***** PROVIDED DATA *****

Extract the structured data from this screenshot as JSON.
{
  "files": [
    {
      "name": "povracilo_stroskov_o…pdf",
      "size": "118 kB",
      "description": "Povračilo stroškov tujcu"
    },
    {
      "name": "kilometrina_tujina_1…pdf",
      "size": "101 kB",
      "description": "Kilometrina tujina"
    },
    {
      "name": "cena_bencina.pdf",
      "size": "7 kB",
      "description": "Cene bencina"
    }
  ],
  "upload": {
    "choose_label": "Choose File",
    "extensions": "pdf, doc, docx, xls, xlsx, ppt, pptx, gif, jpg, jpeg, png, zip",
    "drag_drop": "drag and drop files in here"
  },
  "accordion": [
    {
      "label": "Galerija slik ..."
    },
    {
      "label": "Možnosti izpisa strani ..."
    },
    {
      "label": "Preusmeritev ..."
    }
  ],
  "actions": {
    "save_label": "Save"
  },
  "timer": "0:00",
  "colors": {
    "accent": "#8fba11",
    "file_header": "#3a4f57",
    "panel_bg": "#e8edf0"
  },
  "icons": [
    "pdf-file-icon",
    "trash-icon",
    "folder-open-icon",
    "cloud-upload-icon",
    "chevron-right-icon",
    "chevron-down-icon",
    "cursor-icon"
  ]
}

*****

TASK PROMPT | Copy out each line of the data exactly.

RESULT FOR THIS EXERCISE |
Extract the structured data from this screenshot as JSON.
{
  "files": [
    {
      "name": "povracilo_stroskov_o…pdf",
      "size": "118 kB",
      "description": "Povračilo stroškov tujcu"
    },
    {
      "name": "kilometrina_tujina_1…pdf",
      "size": "101 kB",
      "description": "Kilometrina tujina"
    },
    {
      "name": "cena_bencina.pdf",
      "size": "7 kB",
      "description": "Cene bencina"
    }
  ],
  "upload": {
    "choose_label": "Choose File",
    "extensions": "pdf, doc, docx, xls, xlsx, ppt, pptx, gif, jpg, jpeg, png, zip",
    "drag_drop": "drag and drop files in here"
  },
  "accordion": [
    {
      "label": "Galerija slik ..."
    },
    {
      "label": "Možnosti izpisa strani ..."
    },
    {
      "label": "Preusmeritev ..."
    }
  ],
  "actions": {
    "save_label": "Save"
  },
  "timer": "0:00",
  "colors": {
    "accent": "#8fba11",
    "file_header": "#3a4f57",
    "panel_bg": "#e8edf0"
  },
  "icons": [
    "pdf-file-icon",
    "trash-icon",
    "folder-open-icon",
    "cloud-upload-icon",
    "chevron-right-icon",
    "chevron-down-icon",
    "cursor-icon"
  ]
}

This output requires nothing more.